- The home of an opposition presidential candidate was also burnt down during clashes since Friday.
- The violence is understood to stem from President Alassane Ouattara seeking third term with former president Henri Konan Bedie among those challenging him.
At least two people have been killed in election-related violence in Ivory Coast since Friday, witnesses said on Sunday, two weeks before presidential polls are due to be held.
The clashes occurred around the city of Bongouanou, a stronghold of opposition candidate Pascal Affi N’Guessan 200 kilometres north of the economic hub Abidjan, the witnesses said.
A trader from an ethnic group considered pro-opposition was shot and hacked to death, a family member told AFP, while at least one person from a group considered pro-government was also killed in the area, according to several witnesses and a hospital source.

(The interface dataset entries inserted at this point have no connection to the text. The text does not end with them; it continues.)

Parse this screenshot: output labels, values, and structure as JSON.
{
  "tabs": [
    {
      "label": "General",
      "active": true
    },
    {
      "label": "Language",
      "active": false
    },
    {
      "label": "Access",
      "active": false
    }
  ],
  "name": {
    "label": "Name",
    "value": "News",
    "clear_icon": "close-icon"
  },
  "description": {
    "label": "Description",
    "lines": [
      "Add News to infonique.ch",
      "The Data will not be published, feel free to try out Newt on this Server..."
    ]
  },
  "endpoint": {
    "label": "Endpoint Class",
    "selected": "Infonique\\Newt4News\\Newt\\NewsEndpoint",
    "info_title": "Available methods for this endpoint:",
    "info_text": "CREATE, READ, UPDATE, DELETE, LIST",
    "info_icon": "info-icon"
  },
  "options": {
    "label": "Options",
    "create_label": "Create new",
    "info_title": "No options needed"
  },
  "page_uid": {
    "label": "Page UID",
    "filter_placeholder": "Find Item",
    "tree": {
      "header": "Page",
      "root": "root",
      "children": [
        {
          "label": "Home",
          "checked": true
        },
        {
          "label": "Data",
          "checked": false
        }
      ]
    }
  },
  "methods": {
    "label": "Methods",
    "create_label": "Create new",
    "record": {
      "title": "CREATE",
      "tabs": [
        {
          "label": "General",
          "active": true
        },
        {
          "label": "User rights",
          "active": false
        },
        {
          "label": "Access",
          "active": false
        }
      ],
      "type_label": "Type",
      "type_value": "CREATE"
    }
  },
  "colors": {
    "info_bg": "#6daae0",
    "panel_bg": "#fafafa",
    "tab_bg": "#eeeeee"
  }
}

Ivory Coast President Alassane Ouattara seeking third term, is speculated by many as the cause of all the violence that is happening
Clashes break out
The home of an opposition presidential candidate was burnt down during clashes in Ivory Coast, local residents and officials said on Saturday, two weeks before an election.
Violence began on Friday in Bongouanou, the stronghold of opposition candidate and former prime minister Pascal Affi N’Guessan, with residents from different ethnic groups fighting with machetes while houses and shops were set on fire.
“They burnt down my house,” Affi N’Guessan told AFP.
“The people were transported from Abidjan. They targeted the property of opposition leaders.”
Residents contacted by AFP said people from the local Agni ethnic group were fighting Dioula people from northern Ivory Coast, who back current President Alassane Ouattara.
“The situation is untenable… We have a lot of wounded people being taken to hospital,” said Mathieu, who lives in Bongouanou.
About 15 people were killed in inter-communal violence in August and September in several cities across the country after Ouattara announced his intention to run for a third term.
Meanwhile, dozens of would-be candidates were barred from running in the election, including former president Laurent Gbagbo and ex-rebel chief Guillaume Soro, both of whom played key roles in the crisis that engulfed the country after disputed elections in 2010.
The opposition on Thursday asked supporters not to take part in electoral events and campaigning in a step towards a potential boycott.
Several high-profile figures, including Affi N’Guessan, have also called for “civil disobedience” in recent weeks.
Ouattara officially launched his campaign on Friday, addressing thousands in a rally in the country’s second-biggest city, Bouake.
In addition to Ouattara and Affi N’Guessan, former president Henri Konan Bedie and former parliamentarian Kouadio Konan Bertin are in the running for the 31 October poll.
After his re-election in 2015, Ouattara announced in March that he would not seek a third term.
But he changed his mind after his preferred successor, prime minister Amadou Gon Coulibaly, died of a sudden heart attack in July.
Ouattara and his supporters have argued that a 2016 revision of the constitution reset the limit on the number of terms.
Last week, a delegation of African and UN envoys expressed “deep concern” ahead of the vote.
Last month, the International Crisis Group called for a postponement and suggested political exiles be allowed to return to Ivory Coast.